One of life's little frustrations is dealing with "customer service" representatives when I have a problem with a product or service. The secret I have learned is to be conscious of that person's ability to solve my problem. The simple fact is that many of the people we come in contact with have little or no authority to truly solve problems. Even worse, your satisfaction is of no concern to them. The higher you move up the feeding chain, the more customer satisfaction matters and the greater the authority to resolve problems.


Do you waste time venting your anger at a low-paid employee or do you seek out the people who can truly solve your problem? Do you grant your subordinates the authority to solve problems or must all of the problems come to you? You can save yourself a lot of frustration and be more successful if you ask yourself, "At what level do I want this resolved?"

From the Bookshelf  
Manager's Guide to Crisis Management (Briefcase Books Series)
by Jonathan Bernstein

I've frequently made mention of my colleague, Jonathan Bernstein, a crisis management consultant whose blog and newsletter are always worth reading. In this short book, he distills his wisdom into an easily understood set of principles for dealing with crisis.

The book is not a technical manual telling you how to create a plan and build on operations center. Rather, Bernstein refers to crisis management as an art and goes into the reasons behind why certain things work and others don't in a crisis.
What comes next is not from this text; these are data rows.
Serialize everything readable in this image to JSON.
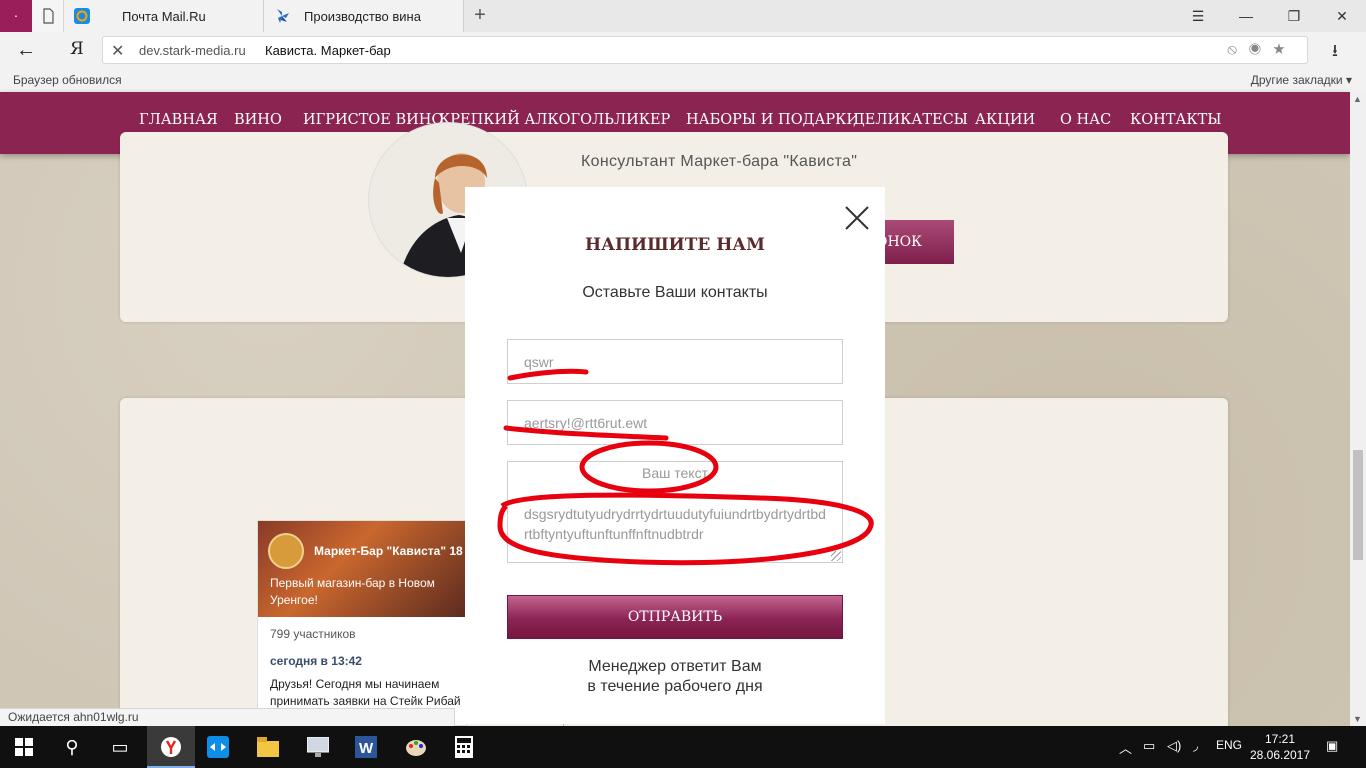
{
  "browser": {
    "tabs": [
      {
        "label": "Почта Mail.Ru",
        "icon": "mail-ru-icon"
      },
      {
        "label": "Производство вина",
        "icon": "pinwheel-icon"
      }
    ],
    "address": {
      "domain": "dev.stark-media.ru",
      "page_title": "Кависта. Маркет-бар"
    },
    "info_left": "Браузер обновился",
    "info_right": "Другие закладки"
  },
  "site": {
    "nav": [
      "ГЛАВНАЯ",
      "ВИНО",
      "ИГРИСТОЕ ВИНО",
      "КРЕПКИЙ АЛКОГОЛЬ",
      "ЛИКЕР",
      "НАБОРЫ И ПОДАРКИ",
      "ДЕЛИКАТЕСЫ",
      "АКЦИИ",
      "О НАС",
      "КОНТАКТЫ"
    ],
    "consultant": "Консультант Маркет-бара \"Кависта\"",
    "callback_button": "ОНОК",
    "vk_widget": {
      "name": "Маркет-Бар \"Кависта\" 18",
      "description": "Первый магазин-бар в Новом Уренгое!",
      "members": "799 участников",
      "date": "сегодня в 13:42",
      "post": "Друзья! Сегодня мы начинаем принимать заявки на Стейк Рибай"
    }
  },
  "modal": {
    "title": "НАПИШИТЕ НАМ",
    "subtitle": "Оставьте Ваши контакты",
    "name_value": "qswr",
    "email_value": "aertsry!@rtt6rut.ewt",
    "text_placeholder": "Ваш текст",
    "text_value": "dsgsrydtutyudrydrrtydrtuudutyfuiundrtbydrtydrtbdrtbftyntyuftunftunffnftnudbtrdr",
    "submit_label": "ОТПРАВИТЬ",
    "note_line1": "Менеджер ответит Вам",
    "note_line2": "в течение рабочего дня"
  },
  "status_text": "Ожидается ahn01wlg.ru",
  "taskbar": {
    "language": "ENG",
    "time": "17:21",
    "date": "28.06.2017"
  },
  "colors": {
    "brand": "#8c2452",
    "annotation": "#e8000f"
  }
}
He encourages crisis prevention through vulnerability audits and suggests 10 basic questions to evaluate your plan. The book focuses heavily on crisis communications and working with the media, something we don't always do well. 

Although short and concise, this book is full of good ideas and practical suggestions. It's definitely worth a read.


Interested in more books on emergency management and related topics?

Check out my bookstore at:         
Speaker's Corner 
Looking for a Speaker?


Need a speaker for your next conference? I offer keynotes, seminars and workshops.
Why Should You Choose Me As Your Speaker?
Three Reasons Why I'm the Right Speaker for Your Conference 
You can find more details and sample videos on my website or on my SpeakerMatch page.  
Speaking Engagements  

March 5 -  Delivering Operational Resilience Through the Cloud (Free webinar) Center for Digital Government

©Lucien G. Canton 2015. All rights reserved.


You may reprint and excerpt this newsletter provided that you include my copyright, the source,
the author, and "reprinted with permission."

ISSN: 2334-590X